In lieu of stick figures, Star Wars seems to be the next most popular way to graphically illustrate one’s family. I have seen Darth Vader as paterfamilias, various storm troopers, and this one, with the large war machines, At-At’s, for the parents and the smaller war machines, At-St’s to show the number of kids. Must be some sort of fan, eh?
I loved this sticker from the moment I saw them pull into the parking space. The combination of the cheerful yellow truck and the image of the elephant, it was really quite striking. (Although they probably don’t have a pet elephant waiting at home).
I saw this one in the same parking lot as the elephant, and I somehow don’t think that it has an ulterior meaning, it was just a pretty thing.
And then there is this creepy sticker. It’s on a rather nice SUV, but this girl wants everyone to know that she is a scary person at heart.
So we have seen these people’s obsessions, and you see my obsession, taking a peak into their souls.
Operating on the theory that any photo can be improved by adding a pterodactyl, I had decided that this years’ photographs of the parade should include Pteri. There is a certain sameness to every years’ parade, we can only guess at what year the pictures were taken by the changes in the hairstyles of the spectators (although it is easier to guess which photos are from the distant past, they are in black and white).
One can always tell when the parade is going to start (never on time), some sort of police vehicle leads the way with ear-splitting sirens blasting.
Shriners are a service organization (made up of mostly old guys) that are an essential part of any parade. Besides marching around (or riding, often in tiny cars; as I mentioned they are mostly old guys) they do raise money for a children’s hospital. On this day one of the old guys fell off the float (he was okay) and this delayed the parade for a bit.
To be a proper parade, there must be floats. And a float must have lots of crepe paper, possibly tinsel or glitter, and people throwing candy to the crowd. And I must say, there was a delicious variety of candy on offer (we gave the bits that we didn’t like to nearby children.)

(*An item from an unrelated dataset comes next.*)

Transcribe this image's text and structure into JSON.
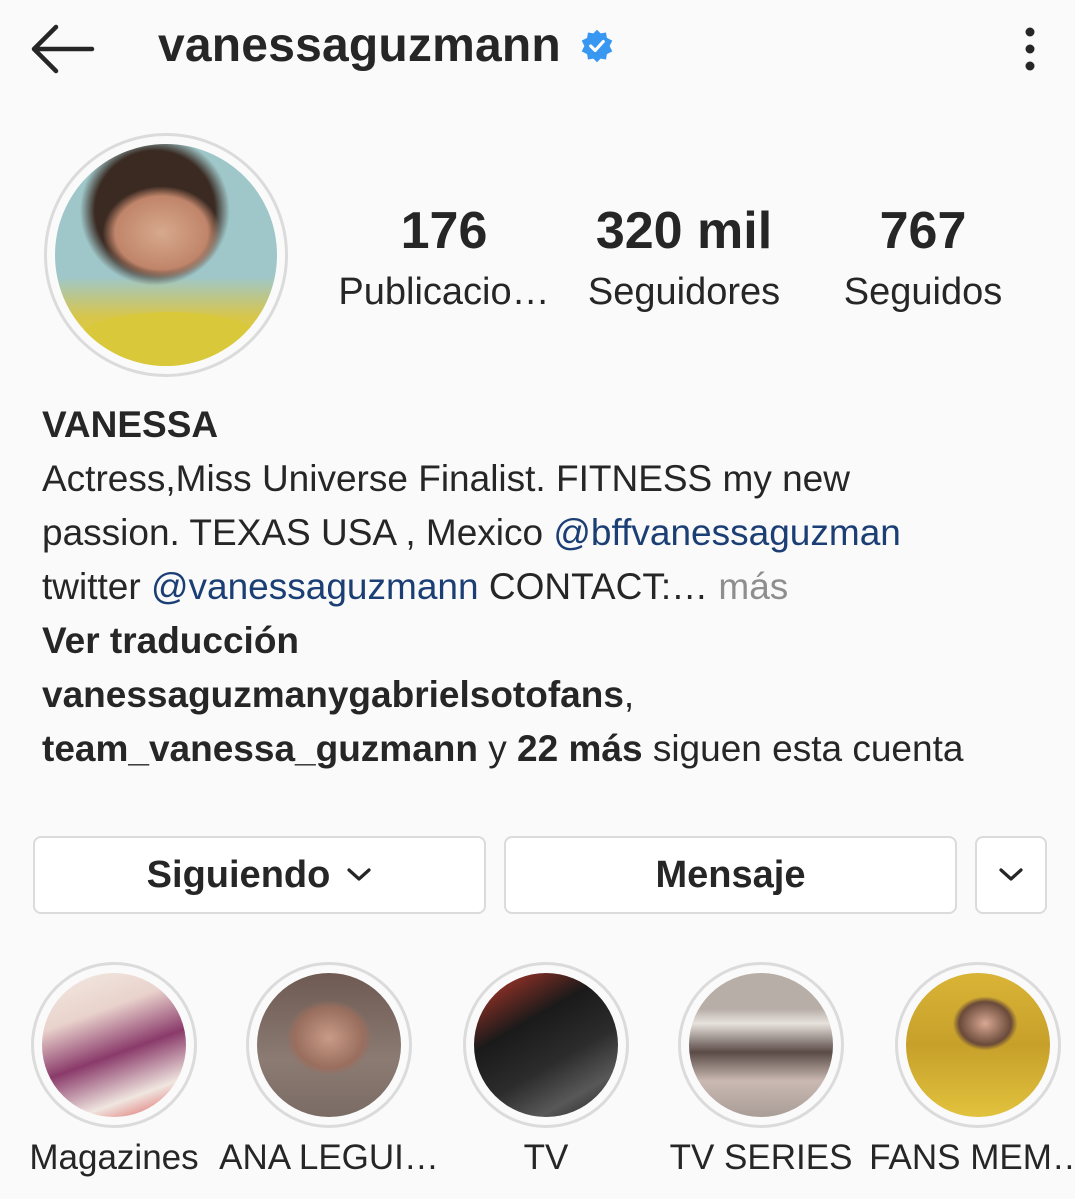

Because this is a large gathering of people in a sparsely populated area, the politicians were out in force flogging their wares in the hope of securing our votes. In this particular parade anyone who wants to can participate, but, politicians have to pay $100 to be in the parade. This thrifty group has the placards of several additional candidates on the truck. The main politician is making a big deal out of her maiden name, to show that she is the third generation of this political family to be running for office, (no, apparently we can’t ever get rid of political families).
And a parade is as good an excuse as any to ride one’s horse down the main street. There really is no other reason, as there are no businesses in town.
Then it was on to the main business of the day. Free food (courtesy of the cattleman’s association) and a chance to visit with old friends and former neighbors.
Well I have taken the annual visit to M’s relatives in this tiny town during the 108th festival. And because I go there on vacation, I always have a really good time, and take tons of pictures of the same views that I always take. If I actually lived there I am sure that I would not enjoy it half as much (because it is so far from stores, libraries, swimming pools, doctors and other trappings of civilization). But then again, maybe I would get used to it. And I really never tire of the view.
I stopped right on the freeway (motorway) off-ramp and snapped this picture as soon as I got to town (the word ‘town’ is used rather loosely).
The local cemetery is up the road a piece.
And this is what one sees if one takes the road out to the canyon.
But this is my favorite view, with the permanently parked truck rusting away into oblivion.
Here’s a factoid about the place. It’s just a wide spot in the road, but I love it so.